» WHAT YOU WILL DO
Everything in the records below should be printed exactly, except the pictures.
▶
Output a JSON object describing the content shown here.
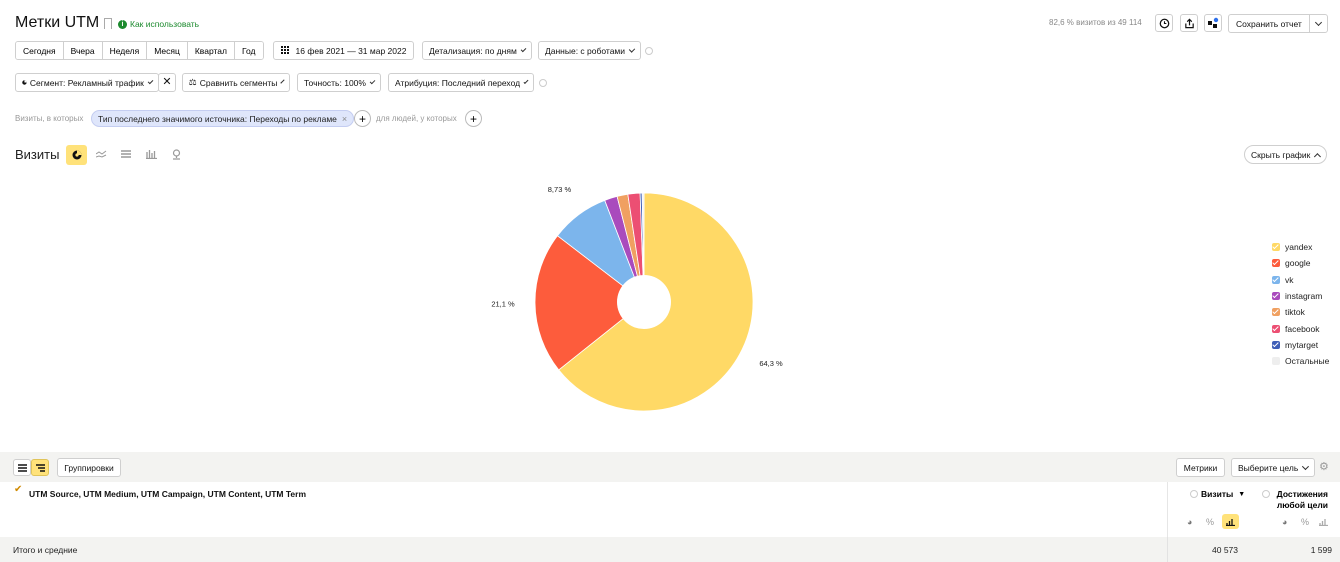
{
  "header": {
    "title": "Метки UTM",
    "how_to_use": "Как использовать",
    "sample_info": "82,6 % визитов из 49 114",
    "save_report": "Сохранить отчет"
  },
  "period_tabs": [
    "Сегодня",
    "Вчера",
    "Неделя",
    "Месяц",
    "Квартал",
    "Год"
  ],
  "date_range": "16 фев 2021 — 31 мар 2022",
  "detail": "Детализация: по дням",
  "data_mode": "Данные: с роботами",
  "segment": "Сегмент: Рекламный трафик",
  "compare": "Сравнить сегменты",
  "accuracy": "Точность: 100%",
  "attribution": "Атрибуция: Последний переход",
  "filter": {
    "prefix": "Визиты, в которых",
    "chip": "Тип последнего значимого источника: Переходы по рекламе",
    "people": "для людей, у которых"
  },
  "chart_section": {
    "title": "Визиты",
    "hide_chart": "Скрыть график"
  },
  "chart_data": {
    "type": "pie",
    "labels": [
      "yandex",
      "google",
      "vk",
      "instagram",
      "tiktok",
      "facebook",
      "mytarget",
      "Остальные"
    ],
    "values": [
      64.3,
      21.1,
      8.73,
      1.9,
      1.6,
      1.8,
      0.3,
      0.27
    ],
    "colors": [
      "#ffd966",
      "#fd5c3c",
      "#7cb5ec",
      "#a94bbd",
      "#f0a061",
      "#ec4f73",
      "#3f5fb7",
      "#eeeeee"
    ],
    "data_labels": [
      "64,3 %",
      "21,1 %",
      "8,73 %"
    ]
  },
  "table": {
    "groupings": "Группировки",
    "metrics": "Метрики",
    "choose_goal": "Выберите цель",
    "dimension_header": "UTM Source, UTM Medium, UTM Campaign, UTM Content, UTM Term",
    "col_visits": "Визиты",
    "col_goal": "Достижения любой цели",
    "totals_label": "Итого и средние",
    "total_visits": "40 573",
    "total_goal": "1 599"
  }
}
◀
» YOUR SOLUTION
Output a JSON object describing the content shown here.
{
  "header": {
    "title": "Метки UTM",
    "how_to_use": "Как использовать",
    "sample_info": "82,6 % визитов из 49 114",
    "save_report": "Сохранить отчет"
  },
  "period_tabs": [
    "Сегодня",
    "Вчера",
    "Неделя",
    "Месяц",
    "Квартал",
    "Год"
  ],
  "date_range": "16 фев 2021 — 31 мар 2022",
  "detail": "Детализация: по дням",
  "data_mode": "Данные: с роботами",
  "segment": "Сегмент: Рекламный трафик",
  "compare": "Сравнить сегменты",
  "accuracy": "Точность: 100%",
  "attribution": "Атрибуция: Последний переход",
  "filter": {
    "prefix": "Визиты, в которых",
    "chip": "Тип последнего значимого источника: Переходы по рекламе",
    "people": "для людей, у которых"
  },
  "chart_section": {
    "title": "Визиты",
    "hide_chart": "Скрыть график"
  },
  "chart_data": {
    "type": "pie",
    "labels": [
      "yandex",
      "google",
      "vk",
      "instagram",
      "tiktok",
      "facebook",
      "mytarget",
      "Остальные"
    ],
    "values": [
      64.3,
      21.1,
      8.73,
      1.9,
      1.6,
      1.8,
      0.3,
      0.27
    ],
    "colors": [
      "#ffd966",
      "#fd5c3c",
      "#7cb5ec",
      "#a94bbd",
      "#f0a061",
      "#ec4f73",
      "#3f5fb7",
      "#eeeeee"
    ],
    "data_labels": [
      "64,3 %",
      "21,1 %",
      "8,73 %"
    ]
  },
  "table": {
    "groupings": "Группировки",
    "metrics": "Метрики",
    "choose_goal": "Выберите цель",
    "dimension_header": "UTM Source, UTM Medium, UTM Campaign, UTM Content, UTM Term",
    "col_visits": "Визиты",
    "col_goal": "Достижения любой цели",
    "totals_label": "Итого и средние",
    "total_visits": "40 573",
    "total_goal": "1 599"
  }
}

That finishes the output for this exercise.